*PROBLEM DESCRIPTION*. Would you set down every entry shown below, precisely as written?

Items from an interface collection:
· · · · · · ·
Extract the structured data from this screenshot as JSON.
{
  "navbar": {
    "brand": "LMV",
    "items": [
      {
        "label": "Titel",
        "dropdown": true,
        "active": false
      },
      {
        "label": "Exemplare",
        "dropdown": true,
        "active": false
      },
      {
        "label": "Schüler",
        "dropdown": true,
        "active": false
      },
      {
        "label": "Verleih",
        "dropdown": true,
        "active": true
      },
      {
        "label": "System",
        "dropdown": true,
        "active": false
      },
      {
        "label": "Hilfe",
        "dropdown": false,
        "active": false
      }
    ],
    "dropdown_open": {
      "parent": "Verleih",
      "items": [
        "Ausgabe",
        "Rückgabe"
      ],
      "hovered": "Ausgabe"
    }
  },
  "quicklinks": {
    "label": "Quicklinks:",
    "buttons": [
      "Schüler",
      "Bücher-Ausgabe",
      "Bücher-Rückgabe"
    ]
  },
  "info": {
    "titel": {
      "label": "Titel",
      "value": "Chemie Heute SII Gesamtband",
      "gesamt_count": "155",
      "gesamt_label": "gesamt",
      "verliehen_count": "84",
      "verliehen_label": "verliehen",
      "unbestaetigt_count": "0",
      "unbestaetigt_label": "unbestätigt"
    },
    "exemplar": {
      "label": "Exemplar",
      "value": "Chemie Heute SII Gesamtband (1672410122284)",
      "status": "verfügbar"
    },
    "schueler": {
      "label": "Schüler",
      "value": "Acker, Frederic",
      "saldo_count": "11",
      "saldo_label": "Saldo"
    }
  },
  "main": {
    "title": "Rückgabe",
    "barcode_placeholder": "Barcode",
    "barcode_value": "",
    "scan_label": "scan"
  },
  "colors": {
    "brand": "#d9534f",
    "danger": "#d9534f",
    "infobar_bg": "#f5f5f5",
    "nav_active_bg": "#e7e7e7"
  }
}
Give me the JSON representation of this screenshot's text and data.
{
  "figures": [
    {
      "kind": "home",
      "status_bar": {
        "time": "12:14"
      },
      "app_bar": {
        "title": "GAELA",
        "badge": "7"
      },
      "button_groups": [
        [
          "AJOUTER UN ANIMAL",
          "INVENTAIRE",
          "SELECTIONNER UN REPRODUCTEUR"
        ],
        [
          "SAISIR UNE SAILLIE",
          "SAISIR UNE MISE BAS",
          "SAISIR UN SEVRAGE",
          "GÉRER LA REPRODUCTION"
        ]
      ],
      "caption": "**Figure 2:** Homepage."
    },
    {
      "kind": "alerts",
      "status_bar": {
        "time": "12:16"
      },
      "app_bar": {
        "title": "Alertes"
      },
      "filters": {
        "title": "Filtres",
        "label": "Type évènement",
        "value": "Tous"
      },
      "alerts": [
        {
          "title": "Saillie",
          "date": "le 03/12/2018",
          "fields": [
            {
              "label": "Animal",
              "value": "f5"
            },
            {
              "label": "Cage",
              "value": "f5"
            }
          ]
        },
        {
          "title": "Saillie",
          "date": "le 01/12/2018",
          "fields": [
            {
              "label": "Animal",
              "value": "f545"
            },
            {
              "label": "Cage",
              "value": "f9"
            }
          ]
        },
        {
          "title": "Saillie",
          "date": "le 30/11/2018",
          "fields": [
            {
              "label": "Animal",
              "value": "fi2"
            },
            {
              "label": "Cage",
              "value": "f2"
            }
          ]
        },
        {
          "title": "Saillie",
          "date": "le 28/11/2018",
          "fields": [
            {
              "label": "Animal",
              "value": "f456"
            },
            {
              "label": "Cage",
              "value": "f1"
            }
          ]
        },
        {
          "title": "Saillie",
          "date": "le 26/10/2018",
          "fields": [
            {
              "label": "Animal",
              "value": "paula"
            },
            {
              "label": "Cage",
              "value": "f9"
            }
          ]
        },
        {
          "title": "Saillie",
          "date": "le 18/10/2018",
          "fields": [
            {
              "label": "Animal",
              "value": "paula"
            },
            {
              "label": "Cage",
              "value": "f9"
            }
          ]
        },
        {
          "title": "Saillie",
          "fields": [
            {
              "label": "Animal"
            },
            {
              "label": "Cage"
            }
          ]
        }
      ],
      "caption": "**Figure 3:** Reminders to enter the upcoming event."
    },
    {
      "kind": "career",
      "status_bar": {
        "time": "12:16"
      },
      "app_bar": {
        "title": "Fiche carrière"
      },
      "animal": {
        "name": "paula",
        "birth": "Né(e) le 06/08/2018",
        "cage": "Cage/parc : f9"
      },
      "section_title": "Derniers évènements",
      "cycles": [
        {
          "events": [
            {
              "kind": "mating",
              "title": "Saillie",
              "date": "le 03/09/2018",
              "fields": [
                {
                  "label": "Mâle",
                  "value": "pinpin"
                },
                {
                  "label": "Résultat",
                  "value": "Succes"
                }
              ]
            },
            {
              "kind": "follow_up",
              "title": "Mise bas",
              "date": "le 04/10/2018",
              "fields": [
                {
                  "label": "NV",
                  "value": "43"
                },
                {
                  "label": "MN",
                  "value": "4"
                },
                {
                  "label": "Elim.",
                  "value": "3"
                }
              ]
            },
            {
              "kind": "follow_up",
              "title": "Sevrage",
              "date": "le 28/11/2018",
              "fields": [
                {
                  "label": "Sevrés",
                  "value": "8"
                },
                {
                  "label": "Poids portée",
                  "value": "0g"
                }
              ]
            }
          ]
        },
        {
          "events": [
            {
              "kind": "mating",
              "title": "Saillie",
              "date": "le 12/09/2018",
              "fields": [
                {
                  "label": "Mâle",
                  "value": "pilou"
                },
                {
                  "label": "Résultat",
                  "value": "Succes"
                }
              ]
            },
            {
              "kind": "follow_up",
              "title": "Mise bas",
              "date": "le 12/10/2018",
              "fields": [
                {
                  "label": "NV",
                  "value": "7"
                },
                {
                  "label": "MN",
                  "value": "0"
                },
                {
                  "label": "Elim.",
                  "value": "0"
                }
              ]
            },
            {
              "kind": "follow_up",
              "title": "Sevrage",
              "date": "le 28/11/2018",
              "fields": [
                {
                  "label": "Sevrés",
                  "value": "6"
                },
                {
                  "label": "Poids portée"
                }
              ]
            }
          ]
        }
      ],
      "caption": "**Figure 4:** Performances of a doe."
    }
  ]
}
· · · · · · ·
*YOUR RESPONSE*.
Extract the structured data from this screenshot as JSON.
{
  "navbar": {
    "brand": "LMV",
    "items": [
      {
        "label": "Titel",
        "dropdown": true,
        "active": false
      },
      {
        "label": "Exemplare",
        "dropdown": true,
        "active": false
      },
      {
        "label": "Schüler",
        "dropdown": true,
        "active": false
      },
      {
        "label": "Verleih",
        "dropdown": true,
        "active": true
      },
      {
        "label": "System",
        "dropdown": true,
        "active": false
      },
      {
        "label": "Hilfe",
        "dropdown": false,
        "active": false
      }
    ],
    "dropdown_open": {
      "parent": "Verleih",
      "items": [
        "Ausgabe",
        "Rückgabe"
      ],
      "hovered": "Ausgabe"
    }
  },
  "quicklinks": {
    "label": "Quicklinks:",
    "buttons": [
      "Schüler",
      "Bücher-Ausgabe",
      "Bücher-Rückgabe"
    ]
  },
  "info": {
    "titel": {
      "label": "Titel",
      "value": "Chemie Heute SII Gesamtband",
      "gesamt_count": "155",
      "gesamt_label": "gesamt",
      "verliehen_count": "84",
      "verliehen_label": "verliehen",
      "unbestaetigt_count": "0",
      "unbestaetigt_label": "unbestätigt"
    },
    "exemplar": {
      "label": "Exemplar",
      "value": "Chemie Heute SII Gesamtband (1672410122284)",
      "status": "verfügbar"
    },
    "schueler": {
      "label": "Schüler",
      "value": "Acker, Frederic",
      "saldo_count": "11",
      "saldo_label": "Saldo"
    }
  },
  "main": {
    "title": "Rückgabe",
    "barcode_placeholder": "Barcode",
    "barcode_value": "",
    "scan_label": "scan"
  },
  "colors": {
    "brand": "#d9534f",
    "danger": "#d9534f",
    "infobar_bg": "#f5f5f5",
    "nav_active_bg": "#e7e7e7"
  }
}
Give me the JSON representation of this screenshot's text and data.
{
  "figures": [
    {
      "kind": "home",
      "status_bar": {
        "time": "12:14"
      },
      "app_bar": {
        "title": "GAELA",
        "badge": "7"
      },
      "button_groups": [
        [
          "AJOUTER UN ANIMAL",
          "INVENTAIRE",
          "SELECTIONNER UN REPRODUCTEUR"
        ],
        [
          "SAISIR UNE SAILLIE",
          "SAISIR UNE MISE BAS",
          "SAISIR UN SEVRAGE",
          "GÉRER LA REPRODUCTION"
        ]
      ],
      "caption": "**Figure 2:** Homepage."
    },
    {
      "kind": "alerts",
      "status_bar": {
        "time": "12:16"
      },
      "app_bar": {
        "title": "Alertes"
      },
      "filters": {
        "title": "Filtres",
        "label": "Type évènement",
        "value": "Tous"
      },
      "alerts": [
        {
          "title": "Saillie",
          "date": "le 03/12/2018",
          "fields": [
            {
              "label": "Animal",
              "value": "f5"
            },
            {
              "label": "Cage",
              "value": "f5"
            }
          ]
        },
        {
          "title": "Saillie",
          "date": "le 01/12/2018",
          "fields": [
            {
              "label": "Animal",
              "value": "f545"
            },
            {
              "label": "Cage",
              "value": "f9"
            }
          ]
        },
        {
          "title": "Saillie",
          "date": "le 30/11/2018",
          "fields": [
            {
              "label": "Animal",
              "value": "fi2"
            },
            {
              "label": "Cage",
              "value": "f2"
            }
          ]
        },
        {
          "title": "Saillie",
          "date": "le 28/11/2018",
          "fields": [
            {
              "label": "Animal",
              "value": "f456"
            },
            {
              "label": "Cage",
              "value": "f1"
            }
          ]
        },
        {
          "title": "Saillie",
          "date": "le 26/10/2018",
          "fields": [
            {
              "label": "Animal",
              "value": "paula"
            },
            {
              "label": "Cage",
              "value": "f9"
            }
          ]
        },
        {
          "title": "Saillie",
          "date": "le 18/10/2018",
          "fields": [
            {
              "label": "Animal",
              "value": "paula"
            },
            {
              "label": "Cage",
              "value": "f9"
            }
          ]
        },
        {
          "title": "Saillie",
          "fields": [
            {
              "label": "Animal"
            },
            {
              "label": "Cage"
            }
          ]
        }
      ],
      "caption": "**Figure 3:** Reminders to enter the upcoming event."
    },
    {
      "kind": "career",
      "status_bar": {
        "time": "12:16"
      },
      "app_bar": {
        "title": "Fiche carrière"
      },
      "animal": {
        "name": "paula",
        "birth": "Né(e) le 06/08/2018",
        "cage": "Cage/parc : f9"
      },
      "section_title": "Derniers évènements",
      "cycles": [
        {
          "events": [
            {
              "kind": "mating",
              "title": "Saillie",
              "date": "le 03/09/2018",
              "fields": [
                {
                  "label": "Mâle",
                  "value": "pinpin"
                },
                {
                  "label": "Résultat",
                  "value": "Succes"
                }
              ]
            },
            {
              "kind": "follow_up",
              "title": "Mise bas",
              "date": "le 04/10/2018",
              "fields": [
                {
                  "label": "NV",
                  "value": "43"
                },
                {
                  "label": "MN",
                  "value": "4"
                },
                {
                  "label": "Elim.",
                  "value": "3"
                }
              ]
            },
            {
              "kind": "follow_up",
              "title": "Sevrage",
              "date": "le 28/11/2018",
              "fields": [
                {
                  "label": "Sevrés",
                  "value": "8"
                },
                {
                  "label": "Poids portée",
                  "value": "0g"
                }
              ]
            }
          ]
        },
        {
          "events": [
            {
              "kind": "mating",
              "title": "Saillie",
              "date": "le 12/09/2018",
              "fields": [
                {
                  "label": "Mâle",
                  "value": "pilou"
                },
                {
                  "label": "Résultat",
                  "value": "Succes"
                }
              ]
            },
            {
              "kind": "follow_up",
              "title": "Mise bas",
              "date": "le 12/10/2018",
              "fields": [
                {
                  "label": "NV",
                  "value": "7"
                },
                {
                  "label": "MN",
                  "value": "0"
                },
                {
                  "label": "Elim.",
                  "value": "0"
                }
              ]
            },
            {
              "kind": "follow_up",
              "title": "Sevrage",
              "date": "le 28/11/2018",
              "fields": [
                {
                  "label": "Sevrés",
                  "value": "6"
                },
                {
                  "label": "Poids portée"
                }
              ]
            }
          ]
        }
      ],
      "caption": "**Figure 4:** Performances of a doe."
    }
  ]
}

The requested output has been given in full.